Towards an Understanding of Hafting: The Macro- and Microscopic Evidence
Rots, Veerle, Antiquity
The study of grasping, gripping or handling is the key to understanding how stone tools were used. But the hand itself leaves few traces, and hafts made of organic material rarely survive. This necessitates a search for other means to assess hafting, and wear-traces form its most likely indicator. Practically no hafting experiments have ever been undertaken on a systematic basis, but the friction between a tool and its haft may lead to detectable patterns of wear (e.g. Odell 1980, 1981). The frequent observation of traces away from the active edge (e.g. Keeley 1980; Anderson-Gerfaud 1981) and the interpretation of experimental hafting traces as traces of use in blind tests (e.g. Unrath et al. 1986) confirm that this assumption is not mere speculation. Thus, the problem is not situated on the level of hafting trace formation, but on the level of their interpretation. Most analysts did not know how to interpret hafting traces since they did not know what to look for and what the importance of a particular observation was.
Impact of halting on a tool's life cycle
A haft increases the force that may be exerted during work and it enhances the efficiency or precision of the work. It allows the production of composite tools with sizes and shapes of cutting edges unobtainable with hand-held implements. For some tools, hafting is a prerequisite for use (e.g. projectiles). Hafting can have an impact at several stages during the life cycle of a tool. Schiffer (1972) distinguished five processes: procurement, manufacture, use, maintenance, and discard, to which Gould (1978: 823) added hafting. Based on Gould's case-specific flow model, we can discuss our own, more comprehensive model for halted stone tools (Figure 1). We largely focus on the impact of a haft, as the life cycle of stone tools has been frequently discussed elsewhere (e.g. Schiffer 1972; Gould 1978).
[FIGURE 1 OMITTED]
In the procurement stage, tool hafting implies the availability of organic material suitable for producing hafts and other hafting materials that may be required to fix the tool in or onto a haft. Hafting thus places more demands on the procurement stage, since more materials are needed. Once identified, these data can be confronted with ecological data of a specific period and place, and with specialised knowledge related to material qualities.

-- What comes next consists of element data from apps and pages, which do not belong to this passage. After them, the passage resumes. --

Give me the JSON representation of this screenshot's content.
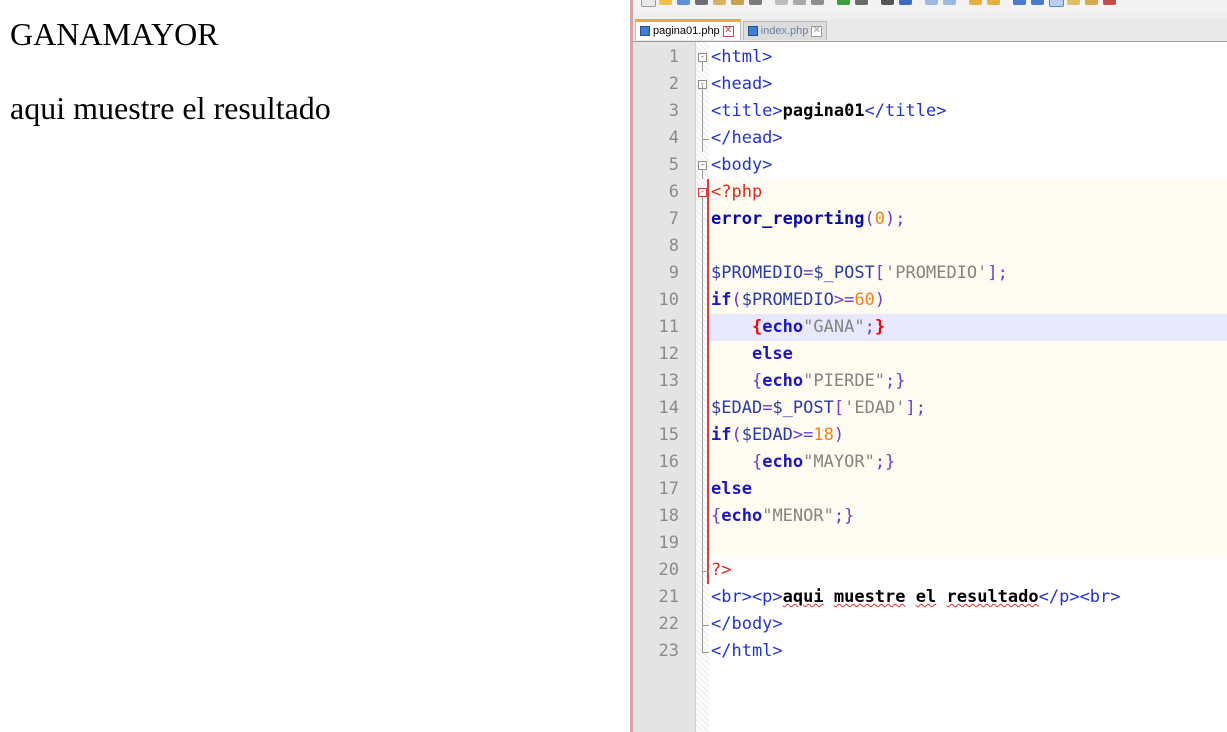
{
  "browser": {
    "output_text": "GANAMAYOR",
    "paragraph": "aqui muestre el resultado"
  },
  "editor": {
    "tabs": [
      {
        "label": "pagina01.php",
        "active": true
      },
      {
        "label": "index.php",
        "active": false
      }
    ],
    "close_glyph": "✕",
    "lines": [
      {
        "n": "1",
        "tokens": [
          [
            "tag",
            "<html>"
          ]
        ]
      },
      {
        "n": "2",
        "tokens": [
          [
            "tag",
            "<head>"
          ]
        ]
      },
      {
        "n": "3",
        "tokens": [
          [
            "tag",
            "<title>"
          ],
          [
            "bold",
            "pagina01"
          ],
          [
            "tag",
            "</title>"
          ]
        ]
      },
      {
        "n": "4",
        "tokens": [
          [
            "tag",
            "</head>"
          ]
        ]
      },
      {
        "n": "5",
        "tokens": [
          [
            "tag",
            "<body>"
          ]
        ]
      },
      {
        "n": "6",
        "tokens": [
          [
            "php",
            "<?php"
          ]
        ]
      },
      {
        "n": "7",
        "tokens": [
          [
            "fn",
            "error_reporting"
          ],
          [
            "op",
            "("
          ],
          [
            "num",
            "0"
          ],
          [
            "op",
            ");"
          ]
        ]
      },
      {
        "n": "8",
        "tokens": []
      },
      {
        "n": "9",
        "tokens": [
          [
            "var",
            "$PROMEDIO"
          ],
          [
            "op",
            "="
          ],
          [
            "var",
            "$_POST"
          ],
          [
            "op",
            "["
          ],
          [
            "str",
            "'PROMEDIO'"
          ],
          [
            "op",
            "];"
          ]
        ]
      },
      {
        "n": "10",
        "tokens": [
          [
            "kw",
            "if"
          ],
          [
            "op",
            "("
          ],
          [
            "var",
            "$PROMEDIO"
          ],
          [
            "op",
            ">="
          ],
          [
            "num",
            "60"
          ],
          [
            "op",
            ")"
          ]
        ]
      },
      {
        "n": "11",
        "tokens": [
          [
            "plain",
            "    "
          ],
          [
            "brace-red",
            "{"
          ],
          [
            "kw",
            "echo"
          ],
          [
            "str",
            "\"GANA\""
          ],
          [
            "op",
            ";"
          ],
          [
            "brace-red",
            "}"
          ]
        ]
      },
      {
        "n": "12",
        "tokens": [
          [
            "plain",
            "    "
          ],
          [
            "kw",
            "else"
          ]
        ]
      },
      {
        "n": "13",
        "tokens": [
          [
            "plain",
            "    "
          ],
          [
            "op",
            "{"
          ],
          [
            "kw",
            "echo"
          ],
          [
            "str",
            "\"PIERDE\""
          ],
          [
            "op",
            ";}"
          ]
        ]
      },
      {
        "n": "14",
        "tokens": [
          [
            "var",
            "$EDAD"
          ],
          [
            "op",
            "="
          ],
          [
            "var",
            "$_POST"
          ],
          [
            "op",
            "["
          ],
          [
            "str",
            "'EDAD'"
          ],
          [
            "op",
            "];"
          ]
        ]
      },
      {
        "n": "15",
        "tokens": [
          [
            "kw",
            "if"
          ],
          [
            "op",
            "("
          ],
          [
            "var",
            "$EDAD"
          ],
          [
            "op",
            ">="
          ],
          [
            "num",
            "18"
          ],
          [
            "op",
            ")"
          ]
        ]
      },
      {
        "n": "16",
        "tokens": [
          [
            "plain",
            "    "
          ],
          [
            "op",
            "{"
          ],
          [
            "kw",
            "echo"
          ],
          [
            "str",
            "\"MAYOR\""
          ],
          [
            "op",
            ";}"
          ]
        ]
      },
      {
        "n": "17",
        "tokens": [
          [
            "kw",
            "else"
          ]
        ]
      },
      {
        "n": "18",
        "tokens": [
          [
            "op",
            "{"
          ],
          [
            "kw",
            "echo"
          ],
          [
            "str",
            "\"MENOR\""
          ],
          [
            "op",
            ";}"
          ]
        ]
      },
      {
        "n": "19",
        "tokens": []
      },
      {
        "n": "20",
        "tokens": [
          [
            "php",
            "?>"
          ]
        ]
      },
      {
        "n": "21",
        "tokens": [
          [
            "tag",
            "<br><p>"
          ],
          [
            "bold squiggle",
            "aqui"
          ],
          [
            "bold",
            " "
          ],
          [
            "bold squiggle",
            "muestre"
          ],
          [
            "bold",
            " "
          ],
          [
            "bold squiggle",
            "el"
          ],
          [
            "bold",
            " "
          ],
          [
            "bold squiggle",
            "resultado"
          ],
          [
            "tag",
            "</p><br>"
          ]
        ]
      },
      {
        "n": "22",
        "tokens": [
          [
            "tag",
            "</body>"
          ]
        ]
      },
      {
        "n": "23",
        "tokens": [
          [
            "tag",
            "</html>"
          ]
        ]
      }
    ]
  }
}
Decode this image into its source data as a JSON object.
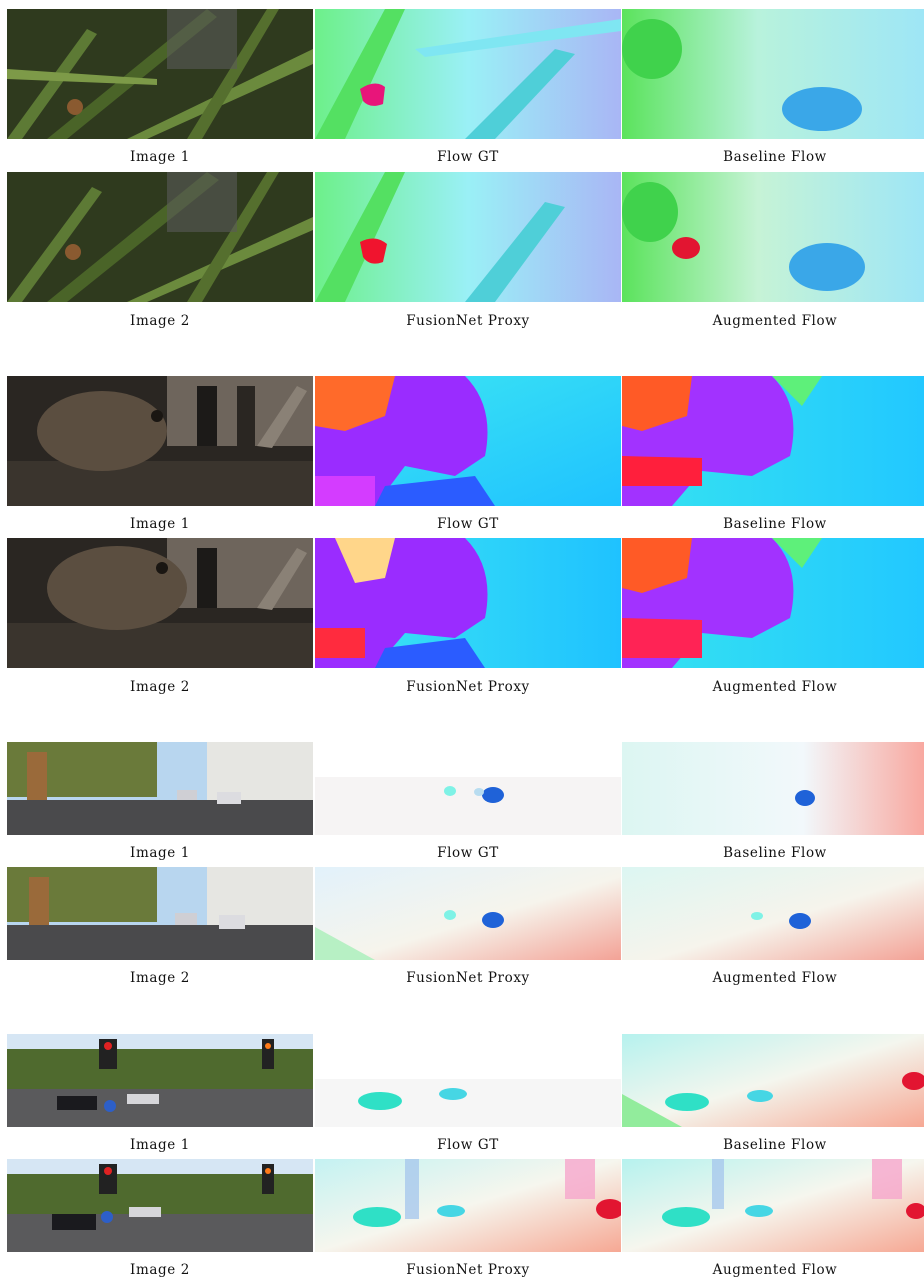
{
  "figure": {
    "groups": [
      {
        "scene": "sintel-grass",
        "rows": [
          {
            "captions": [
              "Image 1",
              "Flow GT",
              "Baseline Flow"
            ]
          },
          {
            "captions": [
              "Image 2",
              "FusionNet Proxy",
              "Augmented Flow"
            ]
          }
        ]
      },
      {
        "scene": "sintel-dragon",
        "rows": [
          {
            "captions": [
              "Image 1",
              "Flow GT",
              "Baseline Flow"
            ]
          },
          {
            "captions": [
              "Image 2",
              "FusionNet Proxy",
              "Augmented Flow"
            ]
          }
        ]
      },
      {
        "scene": "kitti-street",
        "rows": [
          {
            "captions": [
              "Image 1",
              "Flow GT",
              "Baseline Flow"
            ]
          },
          {
            "captions": [
              "Image 2",
              "FusionNet Proxy",
              "Augmented Flow"
            ]
          }
        ]
      },
      {
        "scene": "kitti-intersection",
        "rows": [
          {
            "captions": [
              "Image 1",
              "Flow GT",
              "Baseline Flow"
            ]
          },
          {
            "captions": [
              "Image 2",
              "FusionNet Proxy",
              "Augmented Flow"
            ]
          }
        ]
      }
    ]
  },
  "colors": {
    "grass_dark": "#2f3a1e",
    "flow_green": "#6df08a",
    "flow_cyan": "#7fe6f2",
    "flow_purple": "#9a2cff",
    "flow_red": "#ff2a2a",
    "kitti_sky": "#dcecf6"
  }
}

The manufacture of a haft--in contrast to stone tools (except for ground stone tools)--demands a high time and energy investment (e.g. Petrequin & Petrequin 1993). The fact that this investment is made signifies that a haft is considered to hold major advantages on the level of use. For some functions (e.g. projectiles), it is of course a necessity. The production costs of a Haft--measured in time and energy invested--depend on the raw material and haft type chosen. Long bones for instance, can readily be transformed into a haft for tanged tools, thanks to the presence of a hole, while wood can easily be worked into a juxtaposed haft (i.e. the stone tool is mounted next to the handle and fixed with e.g. bindings). Hafting research allows an investigation of the relation between haft type and raw material used, as well as whether specific raw materials were preferred above others even though they demanded higher production costs. Furthermore, the manufacturing process of a stone tool might be influenced by the intention to haft it, implying an adaptation of tool morphology--its design--in order to fit a certain haft. As Keeley (1982: 801) states, hafted tools may be smaller, thinner, narrower and more extensively retouched than their hand-held counterparts, making it easier to assign them to "classic" morpho-typological categories. They are also more likely to show special features, such as tangs, notches, etc. It was often suggested that tool standardisation may be linked to hafting (e.g. Chase 1991), but this is far more difficult to establish without the aid of sound macro- or microscopic evidence. …